• _Work instruction_
Each entry that follows should be written again verbatim.

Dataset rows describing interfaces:

____

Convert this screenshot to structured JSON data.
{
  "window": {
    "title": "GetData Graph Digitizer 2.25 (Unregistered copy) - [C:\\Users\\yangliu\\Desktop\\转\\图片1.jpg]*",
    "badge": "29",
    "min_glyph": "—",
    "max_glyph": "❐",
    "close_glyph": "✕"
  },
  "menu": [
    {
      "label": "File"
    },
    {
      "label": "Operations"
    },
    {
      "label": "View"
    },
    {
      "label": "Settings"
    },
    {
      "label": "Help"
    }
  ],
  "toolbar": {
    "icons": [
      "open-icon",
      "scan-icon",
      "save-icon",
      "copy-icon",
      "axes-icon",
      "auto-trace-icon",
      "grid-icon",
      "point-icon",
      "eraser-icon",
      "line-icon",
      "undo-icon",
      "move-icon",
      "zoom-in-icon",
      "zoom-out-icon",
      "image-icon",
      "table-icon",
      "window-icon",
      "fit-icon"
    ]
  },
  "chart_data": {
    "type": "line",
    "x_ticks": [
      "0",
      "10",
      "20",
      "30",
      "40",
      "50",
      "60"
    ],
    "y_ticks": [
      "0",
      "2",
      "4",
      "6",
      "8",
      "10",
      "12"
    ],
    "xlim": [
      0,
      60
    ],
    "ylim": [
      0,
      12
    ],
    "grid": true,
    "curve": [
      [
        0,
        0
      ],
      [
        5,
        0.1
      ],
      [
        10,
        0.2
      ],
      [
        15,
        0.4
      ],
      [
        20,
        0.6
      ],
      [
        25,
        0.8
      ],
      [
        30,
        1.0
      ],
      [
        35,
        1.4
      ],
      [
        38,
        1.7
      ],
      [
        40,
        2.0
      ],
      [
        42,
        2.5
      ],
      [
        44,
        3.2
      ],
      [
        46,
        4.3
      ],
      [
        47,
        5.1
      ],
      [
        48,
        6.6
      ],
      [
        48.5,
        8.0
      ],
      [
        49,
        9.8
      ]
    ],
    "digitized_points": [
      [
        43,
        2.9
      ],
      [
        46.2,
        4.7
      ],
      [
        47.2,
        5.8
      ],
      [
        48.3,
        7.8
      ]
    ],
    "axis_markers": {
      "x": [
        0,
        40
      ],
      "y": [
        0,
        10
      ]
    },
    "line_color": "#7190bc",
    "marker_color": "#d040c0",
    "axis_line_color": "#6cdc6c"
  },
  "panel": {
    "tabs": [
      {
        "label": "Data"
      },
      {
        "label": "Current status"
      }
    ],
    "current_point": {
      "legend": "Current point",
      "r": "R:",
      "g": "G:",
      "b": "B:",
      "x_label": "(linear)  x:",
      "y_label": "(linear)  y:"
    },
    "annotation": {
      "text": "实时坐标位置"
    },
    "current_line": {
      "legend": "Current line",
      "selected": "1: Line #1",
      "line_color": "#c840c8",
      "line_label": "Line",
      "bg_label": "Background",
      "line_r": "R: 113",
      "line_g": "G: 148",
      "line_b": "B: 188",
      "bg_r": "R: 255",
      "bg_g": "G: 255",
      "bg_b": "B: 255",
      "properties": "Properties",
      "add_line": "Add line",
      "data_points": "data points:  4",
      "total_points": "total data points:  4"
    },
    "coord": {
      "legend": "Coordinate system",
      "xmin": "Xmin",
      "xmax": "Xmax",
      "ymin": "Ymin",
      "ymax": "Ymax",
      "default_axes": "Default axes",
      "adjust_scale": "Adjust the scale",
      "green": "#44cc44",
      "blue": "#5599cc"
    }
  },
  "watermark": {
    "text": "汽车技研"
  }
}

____

• _Solution_
Convert this screenshot to structured JSON data.
{
  "window": {
    "title": "GetData Graph Digitizer 2.25 (Unregistered copy) - [C:\\Users\\yangliu\\Desktop\\转\\图片1.jpg]*",
    "badge": "29",
    "min_glyph": "—",
    "max_glyph": "❐",
    "close_glyph": "✕"
  },
  "menu": [
    {
      "label": "File"
    },
    {
      "label": "Operations"
    },
    {
      "label": "View"
    },
    {
      "label": "Settings"
    },
    {
      "label": "Help"
    }
  ],
  "toolbar": {
    "icons": [
      "open-icon",
      "scan-icon",
      "save-icon",
      "copy-icon",
      "axes-icon",
      "auto-trace-icon",
      "grid-icon",
      "point-icon",
      "eraser-icon",
      "line-icon",
      "undo-icon",
      "move-icon",
      "zoom-in-icon",
      "zoom-out-icon",
      "image-icon",
      "table-icon",
      "window-icon",
      "fit-icon"
    ]
  },
  "chart_data": {
    "type": "line",
    "x_ticks": [
      "0",
      "10",
      "20",
      "30",
      "40",
      "50",
      "60"
    ],
    "y_ticks": [
      "0",
      "2",
      "4",
      "6",
      "8",
      "10",
      "12"
    ],
    "xlim": [
      0,
      60
    ],
    "ylim": [
      0,
      12
    ],
    "grid": true,
    "curve": [
      [
        0,
        0
      ],
      [
        5,
        0.1
      ],
      [
        10,
        0.2
      ],
      [
        15,
        0.4
      ],
      [
        20,
        0.6
      ],
      [
        25,
        0.8
      ],
      [
        30,
        1.0
      ],
      [
        35,
        1.4
      ],
      [
        38,
        1.7
      ],
      [
        40,
        2.0
      ],
      [
        42,
        2.5
      ],
      [
        44,
        3.2
      ],
      [
        46,
        4.3
      ],
      [
        47,
        5.1
      ],
      [
        48,
        6.6
      ],
      [
        48.5,
        8.0
      ],
      [
        49,
        9.8
      ]
    ],
    "digitized_points": [
      [
        43,
        2.9
      ],
      [
        46.2,
        4.7
      ],
      [
        47.2,
        5.8
      ],
      [
        48.3,
        7.8
      ]
    ],
    "axis_markers": {
      "x": [
        0,
        40
      ],
      "y": [
        0,
        10
      ]
    },
    "line_color": "#7190bc",
    "marker_color": "#d040c0",
    "axis_line_color": "#6cdc6c"
  },
  "panel": {
    "tabs": [
      {
        "label": "Data"
      },
      {
        "label": "Current status"
      }
    ],
    "current_point": {
      "legend": "Current point",
      "r": "R:",
      "g": "G:",
      "b": "B:",
      "x_label": "(linear)  x:",
      "y_label": "(linear)  y:"
    },
    "annotation": {
      "text": "实时坐标位置"
    },
    "current_line": {
      "legend": "Current line",
      "selected": "1: Line #1",
      "line_color": "#c840c8",
      "line_label": "Line",
      "bg_label": "Background",
      "line_r": "R: 113",
      "line_g": "G: 148",
      "line_b": "B: 188",
      "bg_r": "R: 255",
      "bg_g": "G: 255",
      "bg_b": "B: 255",
      "properties": "Properties",
      "add_line": "Add line",
      "data_points": "data points:  4",
      "total_points": "total data points:  4"
    },
    "coord": {
      "legend": "Coordinate system",
      "xmin": "Xmin",
      "xmax": "Xmax",
      "ymin": "Ymin",
      "ymax": "Ymax",
      "default_axes": "Default axes",
      "adjust_scale": "Adjust the scale",
      "green": "#44cc44",
      "blue": "#5599cc"
    }
  },
  "watermark": {
    "text": "汽车技研"
  }
}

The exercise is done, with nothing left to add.